“And in this time, and with all of the internet and social media and algorithms and everything that wants us to think a certain way, the 24-hour news cycle, it is my hope that all of us will teach our kids – just refuse hate. Don’t hate anybody.
“I refuse to hate someone because they are Mexican or because they are Black or white or LGBT+. I refuse to hate someone because they are a police officer.
“I refuse to hate someone because they are Asian. I would hope that we would refuse hate.”
The star pushed for a more centrist view on politics calling for everyday people to “stand in the middle because that’s where healing happens. That’s where conversation happens. That’s where change happens”.
“So anyone who wants to meet me in the middle, to refuse hate, to refuse blanket judgment, and to help lift someone’s feet off the ground, this one is for you, too.”
However, not everyone was pleased with the actor’s middle-ground approach, particularly its support of the police.
Police officers are not an oppressed group. No one “hates” the police because of undue prejudice. It’s because they engage in state-sanctioned violence against all of the groups Tyler Perry said we shouldn’t hate! #Oscars
— Kathleen Newman-Bremang (@KathleenNB) April 26, 2021
You can watch Perry’s speech here or below.

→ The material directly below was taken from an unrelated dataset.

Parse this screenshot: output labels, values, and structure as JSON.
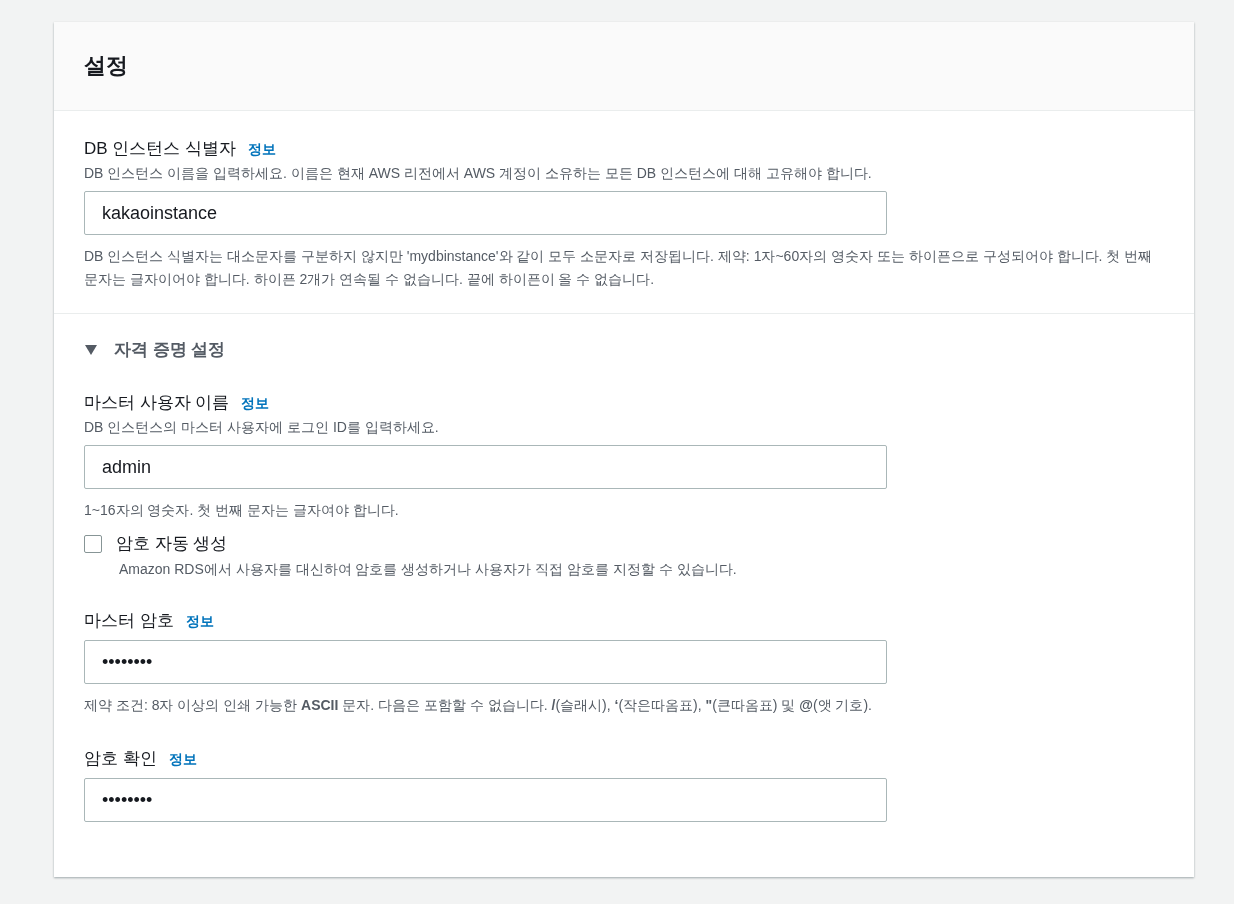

Tyler Perry accepts Jean Hersholt Humanitarian Award "I refuse to hate someone because they are Mexican or because they are Black or white or LBGTQ. I refuse to hate someone because they are a police officer. I refuse to hate someone because they are Asian." pic.twitter.com/FjpTaYhKUu
— ABC News (@ABC) April 26, 2021